Ruth Bader Ginsburg's Cancer Treatment Timeline

Supreme Court Justice Ruth Bader Ginsburg is undergoing chemotherapy for cancer, the latest in a long line of treatments the 87-year-old has had for different forms of the disease.

She said in statement on Friday that she had started chemotherapy "to treat a recurrence of cancer." In February, she had a scan followed by a biopsy which showed she had lesions on her liver. Doctors initially treated her with immunotherapy, where a person's immune system is harnessed in an attempt to fight the disease, but this was unsuccessful.

But chemotherapy "is yielding positive results" and she was tolerating it well. Ginsburg said she was releasing the statement as she was satisfied her course of treatments is now clear. A scan on July 7 showed the lesions had reduced significantly and there were no signs of new disease. Ginsburg will have chemotherapy biweekly to keep the disease at bay.

"I have often said I would remain a member of the Court as long as I can do the job full steam. I remain fully able to do that," she said.

Below is a timeline of Ginsburg's encounters with cancer over the past two decades.


Ginsburg was diagnosed with colon cancer as the 20th century neared its end. Following surgery to remove the cancer from her colon and surrounding tissue, she underwent chemotherapy and radiation treatment. She was in her late sixties at the time. The justice, who is known for her work ethic, did not miss a day on the bench as she was treated.


An annual health check in January revealed that Ginsburg had a small tumor on her pancreas. It was approximately 1cm wide. In February, surgeons removed the growth.


Over a decade after her pancreatic cancer diagnosis, Ginsburg discovered she had lung cancer in November 2018. Echoing the circumstance of her pancreatic cancer diagnosis, she found out about her condition after having CT following a fall. In December, she had surgery to treat her lung cancer. This led her to missing an oral argument for the first time in over a quarter of a century.


Starting on August 5, Ginsburg had three weeks of radiation therapy to treat a tumour on her pancreas. At the time, there was no sign the cancer had spread elsewhere and she was not thought to need further treatment.


In January, the Justice told CNN: "I'm cancer free. That's good." Of course, the situation later changed.

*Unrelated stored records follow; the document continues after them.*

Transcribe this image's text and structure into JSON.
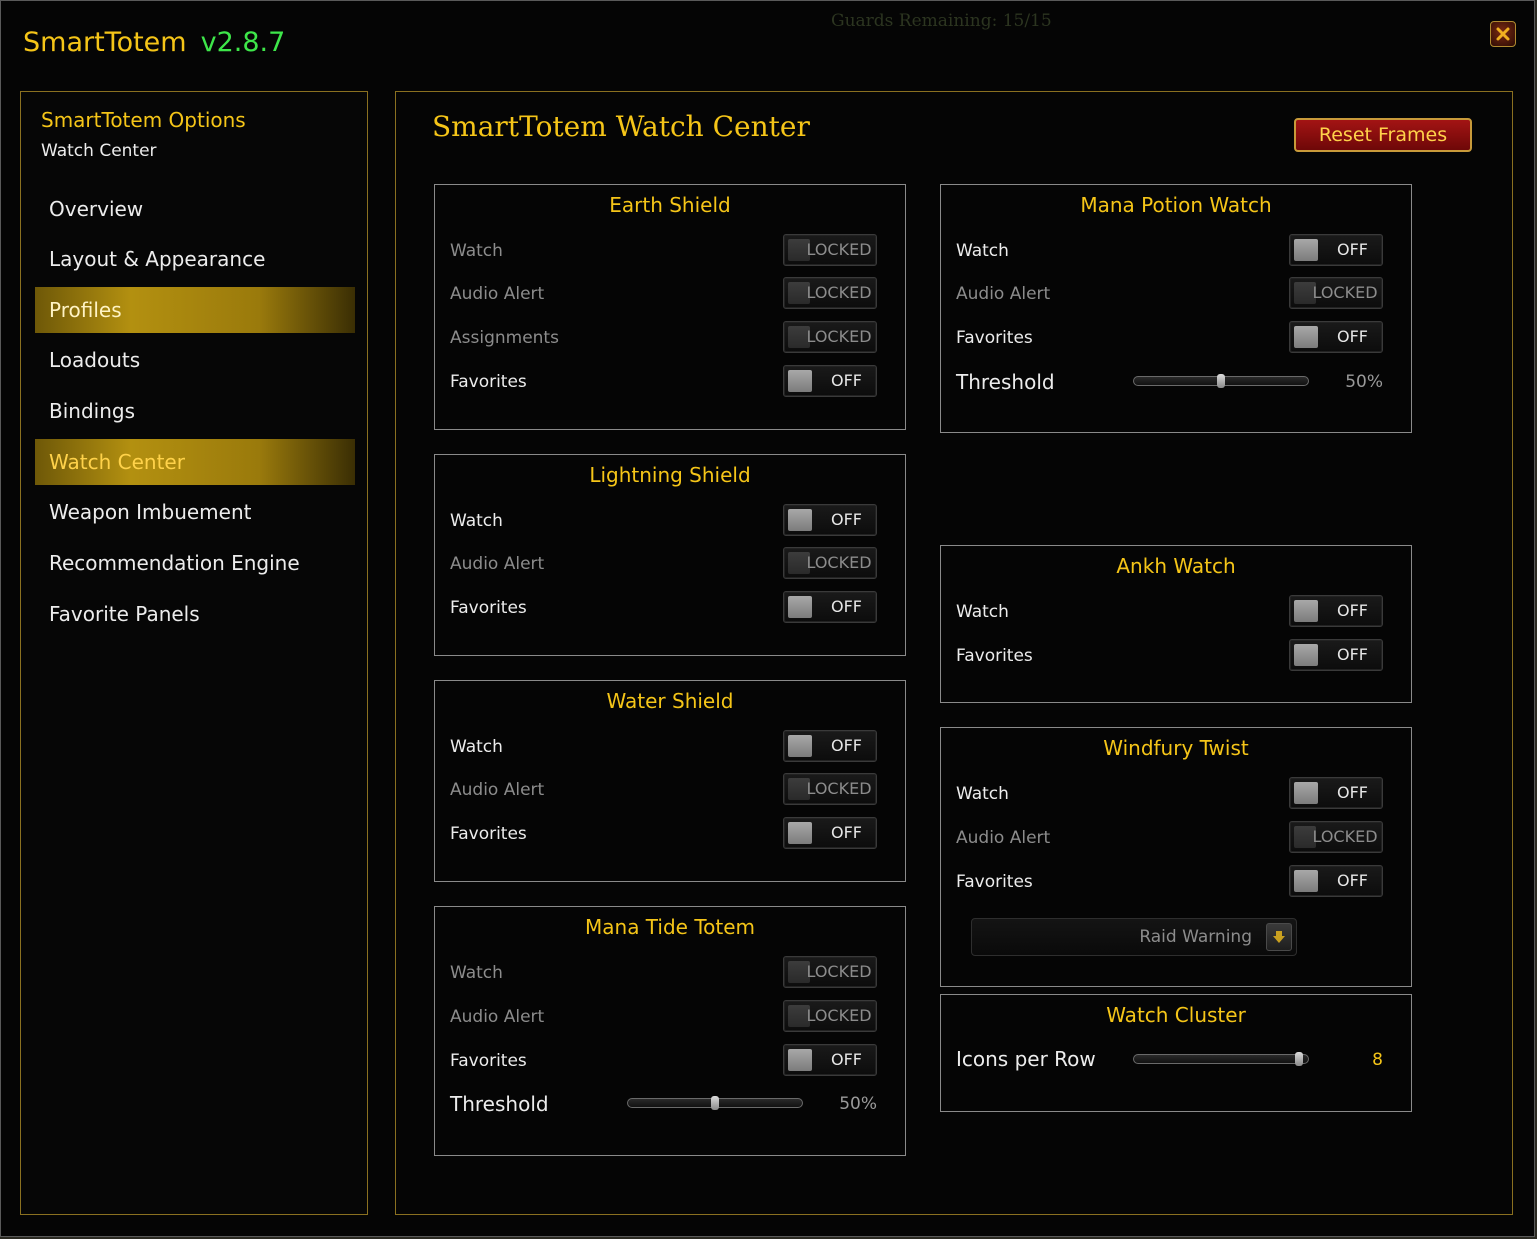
{
  "window": {
    "app_name": "SmartTotem",
    "version": "v2.8.7",
    "background_text": "Guards Remaining: 15/15"
  },
  "sidebar": {
    "title": "SmartTotem Options",
    "subtitle": "Watch Center",
    "items": [
      {
        "label": "Overview",
        "active": false
      },
      {
        "label": "Layout & Appearance",
        "active": false
      },
      {
        "label": "Profiles",
        "active": true
      },
      {
        "label": "Loadouts",
        "active": false
      },
      {
        "label": "Bindings",
        "active": false
      },
      {
        "label": "Watch Center",
        "active": true
      },
      {
        "label": "Weapon Imbuement",
        "active": false
      },
      {
        "label": "Recommendation Engine",
        "active": false
      },
      {
        "label": "Favorite Panels",
        "active": false
      }
    ]
  },
  "main": {
    "title": "SmartTotem  Watch Center",
    "reset_label": "Reset Frames"
  },
  "cards": {
    "earth_shield": {
      "title": "Earth Shield",
      "rows": [
        {
          "label": "Watch",
          "state": "LOCKED"
        },
        {
          "label": "Audio Alert",
          "state": "LOCKED"
        },
        {
          "label": "Assignments",
          "state": "LOCKED"
        },
        {
          "label": "Favorites",
          "state": "OFF"
        }
      ]
    },
    "lightning_shield": {
      "title": "Lightning Shield",
      "rows": [
        {
          "label": "Watch",
          "state": "OFF"
        },
        {
          "label": "Audio Alert",
          "state": "LOCKED"
        },
        {
          "label": "Favorites",
          "state": "OFF"
        }
      ]
    },
    "water_shield": {
      "title": "Water Shield",
      "rows": [
        {
          "label": "Watch",
          "state": "OFF"
        },
        {
          "label": "Audio Alert",
          "state": "LOCKED"
        },
        {
          "label": "Favorites",
          "state": "OFF"
        }
      ]
    },
    "mana_tide": {
      "title": "Mana Tide Totem",
      "rows": [
        {
          "label": "Watch",
          "state": "LOCKED"
        },
        {
          "label": "Audio Alert",
          "state": "LOCKED"
        },
        {
          "label": "Favorites",
          "state": "OFF"
        }
      ],
      "threshold_label": "Threshold",
      "threshold_value": "50%",
      "threshold_fraction": 0.5
    },
    "mana_potion": {
      "title": "Mana Potion Watch",
      "rows": [
        {
          "label": "Watch",
          "state": "OFF"
        },
        {
          "label": "Audio Alert",
          "state": "LOCKED"
        },
        {
          "label": "Favorites",
          "state": "OFF"
        }
      ],
      "threshold_label": "Threshold",
      "threshold_value": "50%",
      "threshold_fraction": 0.5
    },
    "ankh": {
      "title": "Ankh Watch",
      "rows": [
        {
          "label": "Watch",
          "state": "OFF"
        },
        {
          "label": "Favorites",
          "state": "OFF"
        }
      ]
    },
    "windfury": {
      "title": "Windfury Twist",
      "rows": [
        {
          "label": "Watch",
          "state": "OFF"
        },
        {
          "label": "Audio Alert",
          "state": "LOCKED"
        },
        {
          "label": "Favorites",
          "state": "OFF"
        }
      ],
      "dropdown_value": "Raid Warning"
    },
    "watch_cluster": {
      "title": "Watch Cluster",
      "icons_label": "Icons per Row",
      "icons_value": "8",
      "icons_fraction": 0.95
    }
  },
  "colors": {
    "gold": "#f5c518",
    "version_green": "#3ee64a",
    "reset_red": "#a31414"
  }
}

RBG, Ruth Bader Ginsburg,
WASHINGTON, DC - FEBRUARY 10: U.S. Supreme Court Justice Ruth Bader Ginsburg participates in a discussion at the Georgetown University Law Center on February 10, 2020 in Washington, DC. Justice Ginsburg and U.S. Appeals Court Judge McKeown discussed the 19th Amendment which guaranteed women the right to vote which was passed 100 years ago. (Photo by ) Sarah Silbiger/Getty Images